◆ Action item ◆
What is needed here is a verbatim copy of the records that follow.

◆ Dataset records ◆

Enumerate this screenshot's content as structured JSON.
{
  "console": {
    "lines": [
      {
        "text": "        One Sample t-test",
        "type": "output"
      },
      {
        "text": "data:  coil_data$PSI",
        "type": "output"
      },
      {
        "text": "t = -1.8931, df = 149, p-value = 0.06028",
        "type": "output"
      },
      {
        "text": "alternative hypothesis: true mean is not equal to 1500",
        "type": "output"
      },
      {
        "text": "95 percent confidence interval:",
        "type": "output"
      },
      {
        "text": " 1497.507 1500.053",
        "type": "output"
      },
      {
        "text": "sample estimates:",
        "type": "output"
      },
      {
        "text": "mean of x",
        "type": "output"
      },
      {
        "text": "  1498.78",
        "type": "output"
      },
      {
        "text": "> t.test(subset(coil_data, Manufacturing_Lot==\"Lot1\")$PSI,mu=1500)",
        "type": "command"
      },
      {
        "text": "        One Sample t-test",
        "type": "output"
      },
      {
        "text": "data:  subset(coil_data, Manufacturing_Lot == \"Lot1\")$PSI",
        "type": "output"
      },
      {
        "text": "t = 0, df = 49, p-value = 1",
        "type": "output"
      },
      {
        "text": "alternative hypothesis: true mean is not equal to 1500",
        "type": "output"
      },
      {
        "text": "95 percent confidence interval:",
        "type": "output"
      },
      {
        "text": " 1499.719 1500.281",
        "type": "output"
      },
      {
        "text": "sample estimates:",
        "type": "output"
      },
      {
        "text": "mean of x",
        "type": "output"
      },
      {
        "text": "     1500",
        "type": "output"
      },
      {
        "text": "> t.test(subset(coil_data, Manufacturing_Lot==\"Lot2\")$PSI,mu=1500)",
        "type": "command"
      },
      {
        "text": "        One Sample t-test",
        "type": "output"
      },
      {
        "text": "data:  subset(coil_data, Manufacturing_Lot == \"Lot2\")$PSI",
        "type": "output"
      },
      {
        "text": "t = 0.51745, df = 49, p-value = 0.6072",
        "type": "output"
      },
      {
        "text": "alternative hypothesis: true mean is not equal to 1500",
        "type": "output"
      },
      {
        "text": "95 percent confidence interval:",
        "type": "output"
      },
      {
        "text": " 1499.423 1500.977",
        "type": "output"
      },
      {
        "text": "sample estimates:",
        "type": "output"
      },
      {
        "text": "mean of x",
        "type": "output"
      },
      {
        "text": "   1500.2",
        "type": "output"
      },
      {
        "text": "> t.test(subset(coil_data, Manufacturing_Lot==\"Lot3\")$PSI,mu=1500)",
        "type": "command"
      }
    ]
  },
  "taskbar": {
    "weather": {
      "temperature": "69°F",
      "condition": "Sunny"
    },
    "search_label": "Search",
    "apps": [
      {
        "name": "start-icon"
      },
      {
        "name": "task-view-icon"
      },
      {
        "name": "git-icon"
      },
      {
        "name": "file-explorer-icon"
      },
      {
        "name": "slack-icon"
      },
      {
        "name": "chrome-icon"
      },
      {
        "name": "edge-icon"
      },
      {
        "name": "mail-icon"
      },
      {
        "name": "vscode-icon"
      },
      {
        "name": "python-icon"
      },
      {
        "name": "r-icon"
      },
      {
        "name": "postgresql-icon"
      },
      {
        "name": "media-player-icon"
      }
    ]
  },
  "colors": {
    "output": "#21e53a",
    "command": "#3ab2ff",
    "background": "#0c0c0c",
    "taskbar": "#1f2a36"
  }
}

◆ Answer to this exercise ◆
Enumerate this screenshot's content as structured JSON.
{
  "console": {
    "lines": [
      {
        "text": "        One Sample t-test",
        "type": "output"
      },
      {
        "text": "data:  coil_data$PSI",
        "type": "output"
      },
      {
        "text": "t = -1.8931, df = 149, p-value = 0.06028",
        "type": "output"
      },
      {
        "text": "alternative hypothesis: true mean is not equal to 1500",
        "type": "output"
      },
      {
        "text": "95 percent confidence interval:",
        "type": "output"
      },
      {
        "text": " 1497.507 1500.053",
        "type": "output"
      },
      {
        "text": "sample estimates:",
        "type": "output"
      },
      {
        "text": "mean of x",
        "type": "output"
      },
      {
        "text": "  1498.78",
        "type": "output"
      },
      {
        "text": "> t.test(subset(coil_data, Manufacturing_Lot==\"Lot1\")$PSI,mu=1500)",
        "type": "command"
      },
      {
        "text": "        One Sample t-test",
        "type": "output"
      },
      {
        "text": "data:  subset(coil_data, Manufacturing_Lot == \"Lot1\")$PSI",
        "type": "output"
      },
      {
        "text": "t = 0, df = 49, p-value = 1",
        "type": "output"
      },
      {
        "text": "alternative hypothesis: true mean is not equal to 1500",
        "type": "output"
      },
      {
        "text": "95 percent confidence interval:",
        "type": "output"
      },
      {
        "text": " 1499.719 1500.281",
        "type": "output"
      },
      {
        "text": "sample estimates:",
        "type": "output"
      },
      {
        "text": "mean of x",
        "type": "output"
      },
      {
        "text": "     1500",
        "type": "output"
      },
      {
        "text": "> t.test(subset(coil_data, Manufacturing_Lot==\"Lot2\")$PSI,mu=1500)",
        "type": "command"
      },
      {
        "text": "        One Sample t-test",
        "type": "output"
      },
      {
        "text": "data:  subset(coil_data, Manufacturing_Lot == \"Lot2\")$PSI",
        "type": "output"
      },
      {
        "text": "t = 0.51745, df = 49, p-value = 0.6072",
        "type": "output"
      },
      {
        "text": "alternative hypothesis: true mean is not equal to 1500",
        "type": "output"
      },
      {
        "text": "95 percent confidence interval:",
        "type": "output"
      },
      {
        "text": " 1499.423 1500.977",
        "type": "output"
      },
      {
        "text": "sample estimates:",
        "type": "output"
      },
      {
        "text": "mean of x",
        "type": "output"
      },
      {
        "text": "   1500.2",
        "type": "output"
      },
      {
        "text": "> t.test(subset(coil_data, Manufacturing_Lot==\"Lot3\")$PSI,mu=1500)",
        "type": "command"
      }
    ]
  },
  "taskbar": {
    "weather": {
      "temperature": "69°F",
      "condition": "Sunny"
    },
    "search_label": "Search",
    "apps": [
      {
        "name": "start-icon"
      },
      {
        "name": "task-view-icon"
      },
      {
        "name": "git-icon"
      },
      {
        "name": "file-explorer-icon"
      },
      {
        "name": "slack-icon"
      },
      {
        "name": "chrome-icon"
      },
      {
        "name": "edge-icon"
      },
      {
        "name": "mail-icon"
      },
      {
        "name": "vscode-icon"
      },
      {
        "name": "python-icon"
      },
      {
        "name": "r-icon"
      },
      {
        "name": "postgresql-icon"
      },
      {
        "name": "media-player-icon"
      }
    ]
  },
  "colors": {
    "output": "#21e53a",
    "command": "#3ab2ff",
    "background": "#0c0c0c",
    "taskbar": "#1f2a36"
  }
}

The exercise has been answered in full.